When buying a new pool pump, your most important considerations will be: 1) the strength of pump you will need to effectively clean and/or heat your pool, and 2) the amount of energy the pool pump will consume when doing its job. This expert guide will help you make the right decisions.
A swimming pool pump moves pool water to (and through) the swimming pool filter and, in many cases, a pool heater. An effective pump will circulate all of the pool’s water through the filter at least once every 12 hours—called a “turnover.”
The bigger the pool and the faster the turnover rate, the stronger the pool pump needed. A pump is rated by the “gallons per minute” (or GPM) of water it moves. Manufacturers make products in a full range of sizes.
A pool pump has a water inlet from the pool, a strainer basket that catches debris, an impeller attached to a motor for propelling the water, and an outlet where water exits on its way to the filter and heater.
Local regulations generally specify minimum turnover rates to ensure safe, clean water. Many people prefer to exceed local regulations by opting for a turnover rate of 10 or 8 hours (the shorter the period, the more effective the pump).
Closely related to a pump’s GPM is its power—rated by horse power (hp). Pool pumps run from 1/2- to 2 1/2-hp. Generally speaking, the greater the hp, the greater the force for pushing water.

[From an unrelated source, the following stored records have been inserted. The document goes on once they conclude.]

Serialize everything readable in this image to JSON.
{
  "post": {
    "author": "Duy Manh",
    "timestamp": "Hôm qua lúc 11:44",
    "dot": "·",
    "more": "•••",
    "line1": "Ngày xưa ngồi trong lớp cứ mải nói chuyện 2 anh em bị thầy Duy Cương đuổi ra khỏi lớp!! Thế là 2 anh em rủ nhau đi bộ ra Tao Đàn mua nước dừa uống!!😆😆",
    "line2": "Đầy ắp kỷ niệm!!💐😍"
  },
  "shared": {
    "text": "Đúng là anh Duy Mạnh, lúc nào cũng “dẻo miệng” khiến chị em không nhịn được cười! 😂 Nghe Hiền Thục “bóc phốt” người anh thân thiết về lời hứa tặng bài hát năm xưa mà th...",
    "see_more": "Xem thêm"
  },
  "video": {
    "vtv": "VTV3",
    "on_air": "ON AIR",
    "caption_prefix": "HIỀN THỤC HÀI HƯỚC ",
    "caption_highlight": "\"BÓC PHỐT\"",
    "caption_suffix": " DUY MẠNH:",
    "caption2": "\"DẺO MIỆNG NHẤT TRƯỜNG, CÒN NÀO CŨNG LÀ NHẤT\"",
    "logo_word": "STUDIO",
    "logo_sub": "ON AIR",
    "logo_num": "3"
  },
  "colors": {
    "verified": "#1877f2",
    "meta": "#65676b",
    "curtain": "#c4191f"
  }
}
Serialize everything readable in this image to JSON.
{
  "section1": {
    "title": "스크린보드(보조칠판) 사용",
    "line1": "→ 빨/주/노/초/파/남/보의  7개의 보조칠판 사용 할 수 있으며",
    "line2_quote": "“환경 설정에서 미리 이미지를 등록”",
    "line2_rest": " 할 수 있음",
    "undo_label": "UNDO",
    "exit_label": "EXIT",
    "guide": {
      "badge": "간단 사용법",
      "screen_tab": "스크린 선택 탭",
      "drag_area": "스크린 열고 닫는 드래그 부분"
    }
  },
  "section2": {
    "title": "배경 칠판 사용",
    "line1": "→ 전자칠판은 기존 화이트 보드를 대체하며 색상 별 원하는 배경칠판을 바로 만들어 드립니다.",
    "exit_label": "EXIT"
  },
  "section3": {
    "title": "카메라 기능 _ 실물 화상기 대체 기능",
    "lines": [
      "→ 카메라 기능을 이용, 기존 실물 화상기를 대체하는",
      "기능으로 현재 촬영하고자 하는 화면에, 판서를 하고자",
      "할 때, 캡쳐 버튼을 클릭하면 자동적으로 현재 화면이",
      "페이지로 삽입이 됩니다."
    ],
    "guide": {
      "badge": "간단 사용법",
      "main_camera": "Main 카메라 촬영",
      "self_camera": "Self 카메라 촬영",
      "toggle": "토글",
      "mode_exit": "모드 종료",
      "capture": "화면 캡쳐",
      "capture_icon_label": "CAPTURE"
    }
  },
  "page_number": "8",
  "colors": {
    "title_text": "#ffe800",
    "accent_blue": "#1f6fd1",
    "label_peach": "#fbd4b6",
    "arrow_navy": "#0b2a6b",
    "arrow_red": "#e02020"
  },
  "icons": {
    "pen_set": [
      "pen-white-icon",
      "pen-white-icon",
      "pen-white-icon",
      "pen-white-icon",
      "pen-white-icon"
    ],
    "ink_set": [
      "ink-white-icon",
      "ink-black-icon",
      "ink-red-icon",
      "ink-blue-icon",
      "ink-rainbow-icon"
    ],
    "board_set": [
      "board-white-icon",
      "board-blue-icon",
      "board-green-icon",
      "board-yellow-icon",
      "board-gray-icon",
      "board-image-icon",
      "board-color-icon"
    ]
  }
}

A strong pump is needed for a large pool or a condition where the pump must move water an unusual distance or height—such as up to second-story roof to circulate through a solar pool heater.
The whole system works best when the hydraulic equation for the pipe diameter, length, and pump motor are properly sized to handle the volume of water that needs to turn over in the course of 12 hours (or according to your preferred turnover rate).
Generally, you can improve the efficiency of your pump by using shorter lengths of pipe, that is, by keeping the pump close to the pool, by avoiding 90-degree angles, by increasing the size of your pool’s filter, and by regularly clearing out the pool grates and strainer basket.
How to Calculate the Right GPM
To calculate the gallons per minute that your pump needs to circulate, multiply your pool’s total volume in gallons times two; this will give you the gallons per day that the pump needs to circulate so that the water will turn over twice. (Multiply by three if you want the water to turn over every eight hours.)
Divide this number by 24 to get the gallons per hour, and divide again by 60 to get the gallons per minute. For instance, a pool that holds 10,000 gallons of water would need a pump that can handle 20,000 gallons per day for a 12-hour turnover rate. Dividing 20,000 by 24 would give the gallons per hour, and then dividing that by 60 would give the gallons per minute: 20,000 divided by 24 = 833; 833 divided by 60 = 13.88 GPM.
Energy-Efficient Pool Pumps
Energy efficiency is a concern with pool pumps because they run for several hours everyday. In California, a state with a lot of pools, laws limit pump energy consumption. Some pumps are designed for energy efficiency but, generally speaking, the greater a pump’s power, the more energy it consumes. In other words, a 2 1/2-hp pump is going to use a lot more electricity than a 1-hp pump. Ideally, a pool pump should be big enough to circulate the water at the turnover rate you need, but not so big that it wastes energy.
The EPA recommends running a conventional pump just three hours a day, and based on water quality, increasing pump time in half-hour increments as needed. In addition, it recommends scrubbing the pool walls and using chemical additives to offset the reduction in pump time.
An energy-efficient recommendation is to buy a two-speed[ or—better— variable-speed pool pump that is just large enough to circulate the water twice a day and to run it continuously seven days a week. Most motors are not designed to run for long continuous periods, but a variable-speed pump can be used around the clock. A variable-speed pump is more expensive initially, but it saves energy and money in the long run. Most of these motors are very quiet. This is also the best type of pump if you have a solar pool heater because it you can set it to circulate water through the heater all day.
Proponents of this option say that keeping the pump off for a long stretch of time—most people keep their pumps off for 12 to 16 hours each day—lets algae and debris build up and contributes to pH imbalance, all of which requires the pump to work harder. A smaller pump that works all the time prevents problems from developing and keeps water cleaner.